Nostalgia makes me yearn for the days when this stuff wasn’t an issue yet. I don’t like remembering those days because I don’t know how to be like that anymore.

I don’t have an inspiring answer or motivational send-off for those who maybe feel similarly. But I will give this advice: don’t stop trying. There’s always a next step. You may not fix all of your problems or cure your mental illness, but focus on your next step. That’s what I’m doing. I can’t recreate my childhood memories or feel that same glee and freedom, but my life isn’t over. There’s still many years to come. So what’s next?

I encourage you to ask yourself the same thing.

Do What Gives You Joy

My personal journey of growth and self-improvement has been bumpy, to say the least. Everything I post on here is about that journey to find happiness, stability, and a healthy mind. It’s not been a linear journey, either.

I’ve concentrated my efforts lately not on doing some specific CBT worksheet or DBT skill, but instead on doing what gives me joy. Long-lasting happiness and being in complete control of all my emotions and reactions seems a little too far-fetched some days. But moments of joy–that’s attainable.

Well, first of all, what gives me joy?

  • Connecting with people, whether it’s friends, family, or even nice strangers. Warm people who light up my life. People I can laugh with, people I can trust in, people I feel comfortable with. This can be my best friend or a customer at work. I like interacting with people who make me feel that light inside.
  • Creating something of my own. File this under writing and video work. I want to do more in video that’s MY work. I love helping on other projects, but I have my own ideas. I got into video production because I wanted to tell stories. I’ve cast aside all my ideas in favor of…what? Nothing. What’s stopping me? And regular ole writing–I have two blogs that I don’t keep updated regularly. I can do that.
  • Helping others, as cliche as it sounds. Although, if it were so cliche, maybe more people would actually do it, instead of listing it? I used to volunteer a lot a few years ago. I recently got back into it with a local animal shelter. I love doing something for the greater good. I would extend this also to doing kind things for others, be it just a compliment, paying for someone’s meal, or going out of your way to do anything for them at all. Again, strangers or friends.
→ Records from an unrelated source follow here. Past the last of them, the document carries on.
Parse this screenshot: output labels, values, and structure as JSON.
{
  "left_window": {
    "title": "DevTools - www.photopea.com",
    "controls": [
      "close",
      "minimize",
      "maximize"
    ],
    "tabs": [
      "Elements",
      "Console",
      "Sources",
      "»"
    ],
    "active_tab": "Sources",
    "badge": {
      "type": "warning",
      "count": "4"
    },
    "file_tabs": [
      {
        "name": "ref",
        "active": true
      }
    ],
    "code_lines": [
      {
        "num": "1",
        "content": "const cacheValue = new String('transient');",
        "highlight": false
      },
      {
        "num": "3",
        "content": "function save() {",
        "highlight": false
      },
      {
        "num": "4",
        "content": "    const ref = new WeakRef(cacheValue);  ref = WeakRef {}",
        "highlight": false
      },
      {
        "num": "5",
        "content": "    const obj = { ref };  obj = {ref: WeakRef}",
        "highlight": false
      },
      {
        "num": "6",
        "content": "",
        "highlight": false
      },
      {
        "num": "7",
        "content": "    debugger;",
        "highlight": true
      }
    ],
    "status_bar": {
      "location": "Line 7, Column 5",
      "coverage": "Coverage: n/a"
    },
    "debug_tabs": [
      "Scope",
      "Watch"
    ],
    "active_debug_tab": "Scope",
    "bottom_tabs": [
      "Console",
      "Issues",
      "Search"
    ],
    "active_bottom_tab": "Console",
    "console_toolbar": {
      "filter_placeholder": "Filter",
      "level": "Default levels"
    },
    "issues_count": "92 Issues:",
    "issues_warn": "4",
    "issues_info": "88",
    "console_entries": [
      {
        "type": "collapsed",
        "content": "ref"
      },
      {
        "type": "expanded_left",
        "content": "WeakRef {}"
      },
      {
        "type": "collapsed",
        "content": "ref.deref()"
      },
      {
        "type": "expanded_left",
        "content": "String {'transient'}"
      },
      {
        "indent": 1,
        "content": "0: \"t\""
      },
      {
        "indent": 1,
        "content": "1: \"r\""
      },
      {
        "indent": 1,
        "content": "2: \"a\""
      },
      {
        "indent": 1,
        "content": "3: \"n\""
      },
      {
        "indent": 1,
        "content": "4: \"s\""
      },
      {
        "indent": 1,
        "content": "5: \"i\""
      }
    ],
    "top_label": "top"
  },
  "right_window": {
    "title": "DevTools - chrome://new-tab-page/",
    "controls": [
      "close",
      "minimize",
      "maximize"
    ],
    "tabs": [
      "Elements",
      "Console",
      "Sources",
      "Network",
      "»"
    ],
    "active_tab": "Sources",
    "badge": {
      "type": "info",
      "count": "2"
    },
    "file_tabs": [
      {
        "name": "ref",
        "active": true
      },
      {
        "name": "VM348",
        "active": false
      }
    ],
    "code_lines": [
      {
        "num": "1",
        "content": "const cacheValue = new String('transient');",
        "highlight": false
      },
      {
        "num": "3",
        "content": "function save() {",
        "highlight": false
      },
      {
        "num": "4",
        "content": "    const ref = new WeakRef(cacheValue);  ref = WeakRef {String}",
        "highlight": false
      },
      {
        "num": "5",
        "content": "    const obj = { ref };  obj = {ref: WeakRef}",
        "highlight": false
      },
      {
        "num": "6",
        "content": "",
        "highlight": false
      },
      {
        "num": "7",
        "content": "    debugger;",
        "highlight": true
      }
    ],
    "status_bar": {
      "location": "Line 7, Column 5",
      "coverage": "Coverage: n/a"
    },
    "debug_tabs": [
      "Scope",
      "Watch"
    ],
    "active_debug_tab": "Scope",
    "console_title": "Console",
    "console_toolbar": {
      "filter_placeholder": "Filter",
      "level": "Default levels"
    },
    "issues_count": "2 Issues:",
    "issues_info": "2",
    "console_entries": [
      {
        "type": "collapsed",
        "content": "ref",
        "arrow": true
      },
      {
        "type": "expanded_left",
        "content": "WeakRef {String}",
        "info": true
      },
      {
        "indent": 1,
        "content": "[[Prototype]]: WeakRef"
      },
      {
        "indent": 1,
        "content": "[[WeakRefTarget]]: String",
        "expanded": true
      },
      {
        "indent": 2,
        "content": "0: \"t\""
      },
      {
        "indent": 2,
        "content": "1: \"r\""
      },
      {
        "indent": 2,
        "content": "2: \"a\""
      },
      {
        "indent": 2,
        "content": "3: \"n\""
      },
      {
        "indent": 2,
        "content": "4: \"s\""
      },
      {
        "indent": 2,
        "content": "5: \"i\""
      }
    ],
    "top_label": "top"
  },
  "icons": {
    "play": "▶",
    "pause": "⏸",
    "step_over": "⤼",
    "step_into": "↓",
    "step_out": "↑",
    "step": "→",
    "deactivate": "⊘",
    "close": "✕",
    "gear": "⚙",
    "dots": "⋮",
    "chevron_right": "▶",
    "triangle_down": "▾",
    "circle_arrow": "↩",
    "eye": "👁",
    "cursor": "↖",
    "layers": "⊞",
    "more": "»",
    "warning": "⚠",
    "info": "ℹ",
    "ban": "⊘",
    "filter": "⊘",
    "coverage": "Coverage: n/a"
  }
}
Okay, this a nice list! But I have to actually make it happen. That means “doing”. This blog is not about theory. It’s about practice. I try to showcase when I actually do, not just when I have some pretty platitudes or pragmatic bullshit to spew.

The doing is the hard part though. We all have trouble with the doing, I can say that pretty confidently. There may be a Thing you want to do that will give you joy, but it requires some effort. Effort is hard. Your time, your money, the mental and physical energy you exert are all valuable resources when it comes to doing. So valuable that you may not do The Thing because parting with those resources means more than any benefit you can get from The Thing.
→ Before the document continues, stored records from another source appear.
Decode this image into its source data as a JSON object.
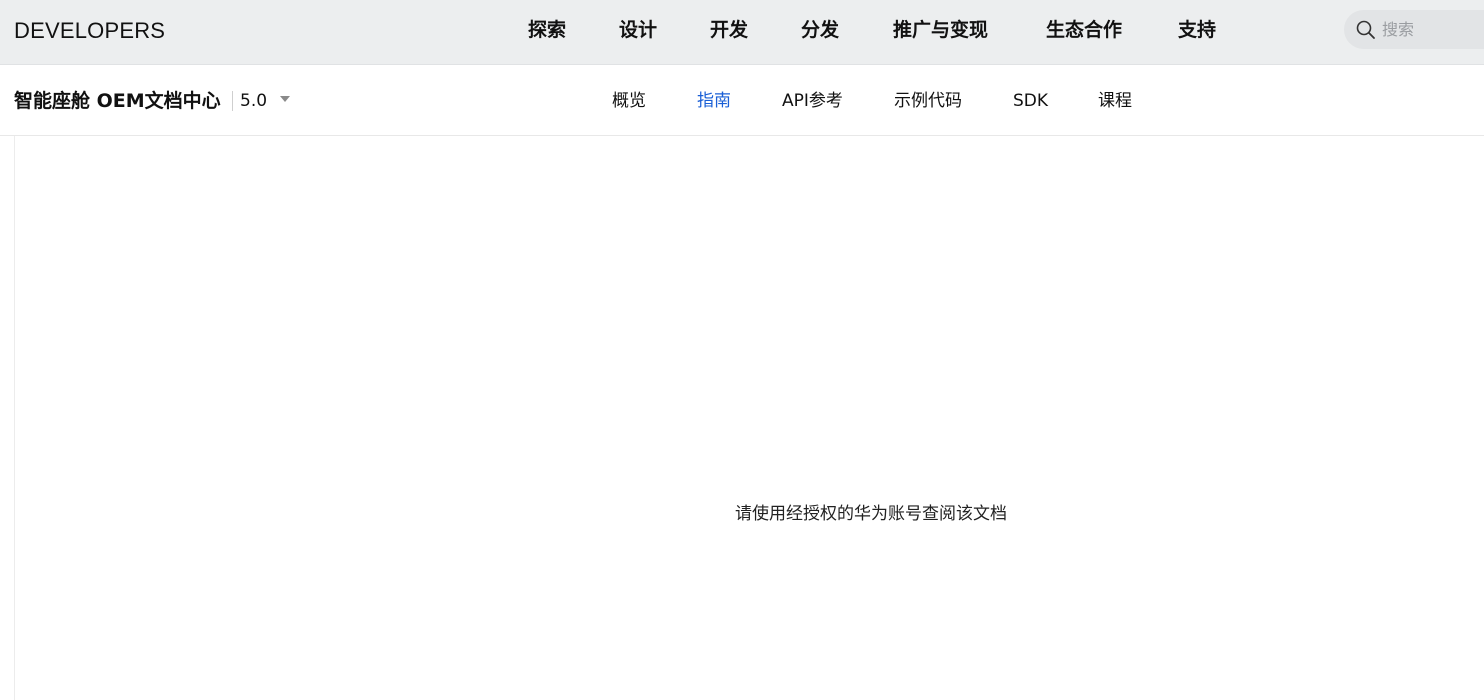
{
  "topbar": {
    "brand": "DEVELOPERS",
    "nav": [
      "探索",
      "设计",
      "开发",
      "分发",
      "推广与变现",
      "生态合作",
      "支持"
    ],
    "search_placeholder": "搜索"
  },
  "subbar": {
    "doc_title": "智能座舱 OEM文档中心",
    "version": "5.0",
    "tabs": [
      "概览",
      "指南",
      "API参考",
      "示例代码",
      "SDK",
      "课程"
    ],
    "active_tab": "指南",
    "active_color": "#1a5fd6"
  },
  "content": {
    "notice": "请使用经授权的华为账号查阅该文档"
  }
}
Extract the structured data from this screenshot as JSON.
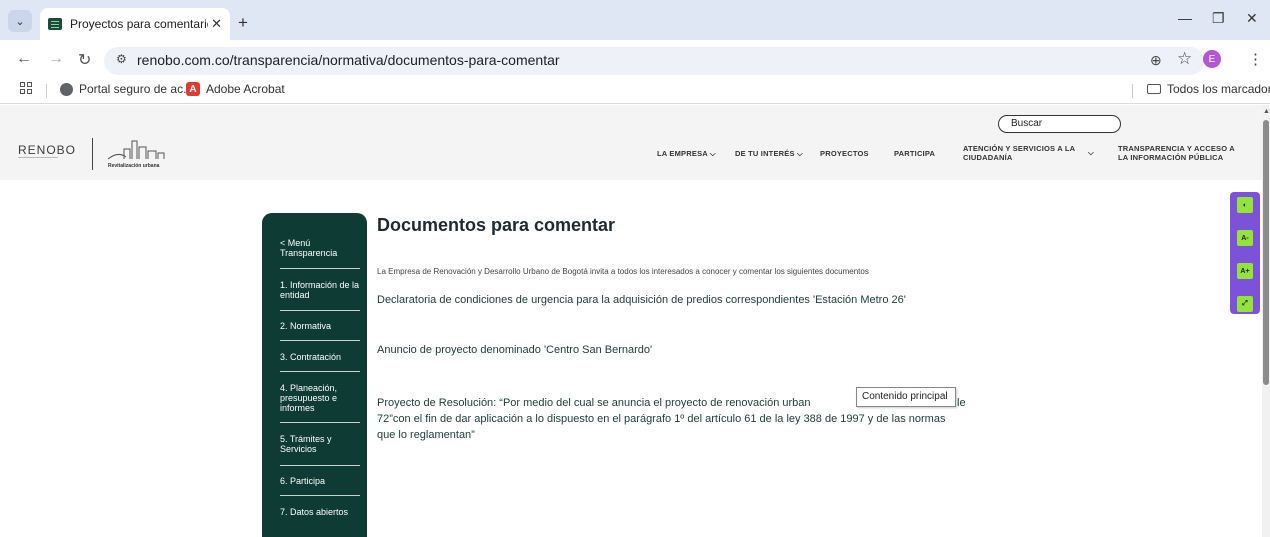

I still struggle with the doing. Maybe something on the joy list isn’t always accessible or practical, but I’ve talked about other quick fixes for feeling a bit more energetic and productive. Anything to decrease the amount of time I feel like crap.
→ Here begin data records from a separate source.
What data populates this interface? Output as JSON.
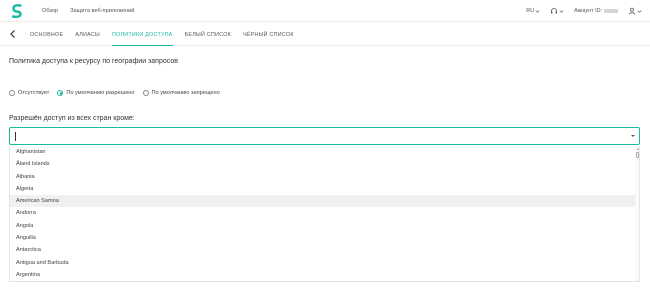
{
  "topnav": {
    "overview": "Обзор",
    "waf": "Защита веб-приложений"
  },
  "topright": {
    "lang": "RU",
    "account_label": "Аккаунт ID:"
  },
  "tabs": [
    {
      "label": "ОСНОВНОЕ"
    },
    {
      "label": "АЛИАСЫ"
    },
    {
      "label": "ПОЛИТИКИ ДОСТУПА"
    },
    {
      "label": "БЕЛЫЙ СПИСОК"
    },
    {
      "label": "ЧЁРНЫЙ СПИСОК"
    }
  ],
  "active_tab_index": 2,
  "policy": {
    "title": "Политика доступа к ресурсу по географии запросов",
    "options": [
      {
        "label": "Отсутствует",
        "selected": false
      },
      {
        "label": "По умолчанию разрешено",
        "selected": true
      },
      {
        "label": "По умолчанию запрещено",
        "selected": false
      }
    ]
  },
  "allow": {
    "label": "Разрешён доступ из всех стран кроме:",
    "value": ""
  },
  "countries": [
    "Afghanistan",
    "Åland Islands",
    "Albania",
    "Algeria",
    "American Samoa",
    "Andorra",
    "Angola",
    "Anguilla",
    "Antarctica",
    "Antigua and Barbuda",
    "Argentina"
  ],
  "hovered_country_index": 4,
  "colors": {
    "accent": "#1ab9a2",
    "hover": "#f0f0f0"
  }
}
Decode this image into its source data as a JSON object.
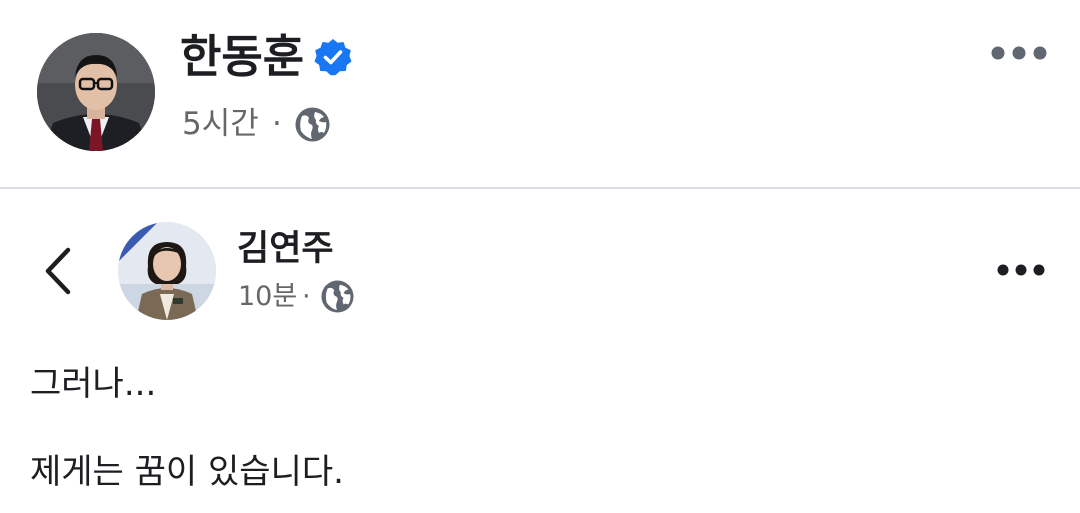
{
  "post": {
    "author": {
      "name": "한동훈",
      "verified": true
    },
    "meta": {
      "time": "5시간",
      "separator": "·",
      "audience_icon": "globe-icon"
    },
    "more_icon": "more-options-icon"
  },
  "shared_post": {
    "back_icon": "chevron-left-icon",
    "author": {
      "name": "김연주"
    },
    "meta": {
      "time": "10분",
      "separator": "·",
      "audience_icon": "globe-icon"
    },
    "more_icon": "more-options-icon",
    "text": {
      "line1": "그러나...",
      "line2": "제게는 꿈이 있습니다."
    }
  },
  "colors": {
    "verified_badge": "#1877f2",
    "text_primary": "#1c1e21",
    "text_secondary": "#65676b",
    "divider": "#dadde1"
  }
}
My goal is to do more things, more often that give me joy. If I only make one little step toward it one day, that’s fine. At least I’m working on that Thing. There are days I don’t feel like doing any steps. That’s okay, too. I am just trying to keep having more Joy Days than non-joy days. It’s only going to go up from here, I tell myself.

 

So, what gives you joy? Why can’t you do it right now? What’s a step you can take toward it right now? What’s the second step?

I’ve had enough bad times, and I’m sick of dwelling on them. I’m ready to start cashing in on more of the great moments. Let’s make some damn memories.